The forces of opposition Scotland can nearly exclusively, with the exception of Galloway, be found in the self-organised, unofficial, pro-independence groups springing up the length and breadth of the country.

These groups seem to have an impatience about the state of modern Scotland and a disbelief in the complacent stories of our elites, institutions and insider groups. For too long, Scotland has been a place where it has been widely taken as a given that we champion social justice, question power, and distrust hierarchy and status. Yet, such beliefs are often just assumed, and seldom acted upon. A profound disjuncture between action and words has too often been part of progressive Scotland’s tradition.

The emerging forces of opposition Scotland, pro-independence, but seeing it as a means to an end, rather than an end in itself, and challenging the narrow bandwidth of difference between the main political parties the constitutional question apart, are tapping into something powerful and potent which has an emotional resonance.

This shift is about so much more than independence. From the Euro elections this week to the declining, discredited Westminster system and the current Scottish debate, our conventional political tribes have failed us.

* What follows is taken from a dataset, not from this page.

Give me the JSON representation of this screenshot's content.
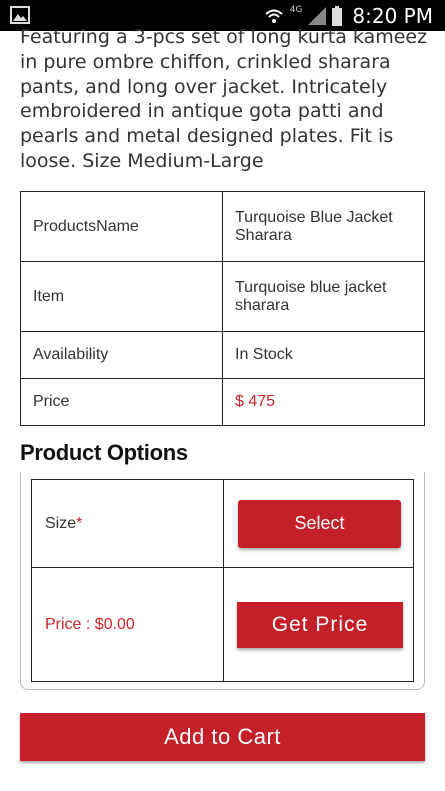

This is an age of discontent and dismay at what the political and corporate elites have colluded in, and one direct result of this has been the rise of a whole host of independent voices and a new age of opposition. Whatever the result on September 18th, these emerging, challenging voices will have a significant impact on the result and the Scotland that evolves afterwards.